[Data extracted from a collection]
.....

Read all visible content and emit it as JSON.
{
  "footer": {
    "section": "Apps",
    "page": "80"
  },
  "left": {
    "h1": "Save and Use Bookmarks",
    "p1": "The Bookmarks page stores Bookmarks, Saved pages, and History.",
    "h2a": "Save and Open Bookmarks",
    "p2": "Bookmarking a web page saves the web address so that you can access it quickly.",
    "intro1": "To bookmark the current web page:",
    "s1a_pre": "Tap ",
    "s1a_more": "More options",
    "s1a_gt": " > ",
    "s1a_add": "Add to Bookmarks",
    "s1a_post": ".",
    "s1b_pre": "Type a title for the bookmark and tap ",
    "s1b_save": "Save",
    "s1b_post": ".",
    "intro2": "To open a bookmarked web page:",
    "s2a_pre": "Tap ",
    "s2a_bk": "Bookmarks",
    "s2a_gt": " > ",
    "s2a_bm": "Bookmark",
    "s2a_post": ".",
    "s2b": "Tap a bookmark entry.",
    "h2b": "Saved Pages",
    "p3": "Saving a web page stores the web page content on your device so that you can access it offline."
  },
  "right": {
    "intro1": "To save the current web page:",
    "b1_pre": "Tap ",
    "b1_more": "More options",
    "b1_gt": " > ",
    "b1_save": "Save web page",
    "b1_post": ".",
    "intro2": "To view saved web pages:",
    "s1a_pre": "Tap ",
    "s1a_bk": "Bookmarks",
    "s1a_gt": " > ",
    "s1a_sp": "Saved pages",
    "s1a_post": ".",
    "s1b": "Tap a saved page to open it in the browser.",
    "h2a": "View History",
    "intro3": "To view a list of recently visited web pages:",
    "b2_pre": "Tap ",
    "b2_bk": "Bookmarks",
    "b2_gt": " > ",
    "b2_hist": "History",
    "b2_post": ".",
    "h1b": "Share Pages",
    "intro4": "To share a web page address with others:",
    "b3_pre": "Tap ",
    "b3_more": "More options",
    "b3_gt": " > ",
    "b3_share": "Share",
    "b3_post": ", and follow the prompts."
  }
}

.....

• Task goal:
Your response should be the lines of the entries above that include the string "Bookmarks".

• Solution for this exercise:
    "h1": "Save and Use Bookmarks",
    "p1": "The Bookmarks page stores Bookmarks, Saved pages, and History.",
    "h2a": "Save and Open Bookmarks",
    "s1a_add": "Add to Bookmarks",
    "s2a_bk": "Bookmarks",
    "s1a_bk": "Bookmarks",
    "b2_bk": "Bookmarks",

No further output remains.